Statement of Commissioner Kristin N. Johnson Regarding CFTC’s Twentieth Offline Communications Case
September 29, 2023
Not two months ago, I issued a statement announcing that the Commodity Futures Trading Commission (CFTC) had surpassed $1 billion in civil monetary penalties imposed on financial institutions that failed to comply with CFTC recordkeeping requirements through the use of offline, unmonitored communications channels. Today, the CFTC has issued a twentieth order in this series of cases, this time against Interactive Brokers Corp. and Interactive Brokers LLC, which are registered with the Commission as an Introducing Broker (IB) and Futures Commission Merchant (FCM), respectively.
As in the prior cases, the order finds that Interactive Brokers employees made extensive and longstanding use of personal communication methods such as text message and WhatsApp to conduct business. These offline channels were not monitored, recorded, or archived, and thus Interactive Brokers was unable to keep complete books and records of its business activities as required by the Commodity Exchange Act and CFTC Regulations. The order also charges Interactive Brokers with a failure to supervise its commodities-related businesses to ensure compliance with relevant regulations. The order imposes a civil monetary penalty of $20,000,000.
Cases such as these are really about the culture of compliance at these companies, or lack thereof. As was true in each of the prior resolutions, Interactive Brokers’ policies and procedures broadly forbade the use of personal cell phones and unapproved communications channels to conduct firm business. Yet every single one of the Interactive Brokers employees whose personal devices were reviewed in the course of investigating these violations was found to have used offline channels to communicate with coworkers and other market participants. Moreover, business-related communications with coworkers were often with managers and senior supervisors. In other words, the people whose job description included ensuring proper compliance with Commission regulations were not only tolerating prohibited technology use, but also engaging in it themselves.
Evolving technologies pose new risks and compliance challenges to registrants at increasing speeds. Registrants must continuously update their policies and procedures as new contexts and obstacles arise. But policies are not sufficient on their own. Companies must take seriously the need to create tone at the top that universally emphasizes the importance of compliance at all levels of an organization. Without doing so, the compliance function will exist only on paper, as it apparently did in this case. And once again I am reiterating that the Commission needs to think deeply about additional rules to deter this kind of misconduct in the future.

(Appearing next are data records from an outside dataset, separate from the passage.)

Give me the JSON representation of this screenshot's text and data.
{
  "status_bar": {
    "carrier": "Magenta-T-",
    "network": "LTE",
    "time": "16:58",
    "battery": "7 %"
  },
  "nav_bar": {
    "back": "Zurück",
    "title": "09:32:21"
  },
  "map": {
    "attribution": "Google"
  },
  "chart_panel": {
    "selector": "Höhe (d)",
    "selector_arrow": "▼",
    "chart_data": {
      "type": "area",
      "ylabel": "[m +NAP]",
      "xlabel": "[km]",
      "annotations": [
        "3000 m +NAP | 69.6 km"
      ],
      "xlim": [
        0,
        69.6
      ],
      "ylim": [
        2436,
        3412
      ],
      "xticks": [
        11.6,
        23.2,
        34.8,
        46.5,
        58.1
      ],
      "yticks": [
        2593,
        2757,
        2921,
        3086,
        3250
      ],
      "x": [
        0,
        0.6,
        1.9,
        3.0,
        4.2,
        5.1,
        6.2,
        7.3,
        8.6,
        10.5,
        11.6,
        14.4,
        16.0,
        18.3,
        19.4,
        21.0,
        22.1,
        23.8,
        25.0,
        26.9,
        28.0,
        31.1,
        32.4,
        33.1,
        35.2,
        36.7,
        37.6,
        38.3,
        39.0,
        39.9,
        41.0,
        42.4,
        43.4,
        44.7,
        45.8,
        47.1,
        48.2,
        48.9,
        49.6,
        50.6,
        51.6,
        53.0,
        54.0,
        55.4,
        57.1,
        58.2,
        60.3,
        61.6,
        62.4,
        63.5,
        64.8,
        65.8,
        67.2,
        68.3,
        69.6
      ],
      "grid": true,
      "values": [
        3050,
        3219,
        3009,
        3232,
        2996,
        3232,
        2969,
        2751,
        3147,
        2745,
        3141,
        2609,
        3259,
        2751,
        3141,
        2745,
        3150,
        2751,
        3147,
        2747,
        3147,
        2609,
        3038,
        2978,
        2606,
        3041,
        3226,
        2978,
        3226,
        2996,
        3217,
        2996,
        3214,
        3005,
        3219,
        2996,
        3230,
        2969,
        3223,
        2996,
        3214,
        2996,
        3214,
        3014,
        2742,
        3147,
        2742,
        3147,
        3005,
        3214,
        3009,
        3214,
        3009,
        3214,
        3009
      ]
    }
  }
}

The Securities and Exchange Commission (SEC) also announced today the entry of an order settling equivalent recordkeeping and supervision charges against Interactive Brokers and imposing a civil monetary penalty. I am heartened that this joint effort by the CFTC and SEC continues to send a strong message to the industry that we will cooperate to seek out this violative behavior and impose serious consequences.
To conclude, I commend the Division of Enforcement staff for working hard to investigate and run this case to ground, with special thanks to Devin Cain, Alejandra de Urioste, R. Stephen Painter, Jr., Lenel Hickson, Jr., and Manal M. Sultan.
 Statement of Commissioner Kristin N. Johnson Regarding the CFTC’s Reaching Over $1 Billion in Civil Monetary Penalties Against Bank-Affiliated Entities for Employees’ Offline Communications (Aug. 8, 2023), https://www.cftc.gov/PressRoom/SpeechesTestimony/johnsonstatement080823.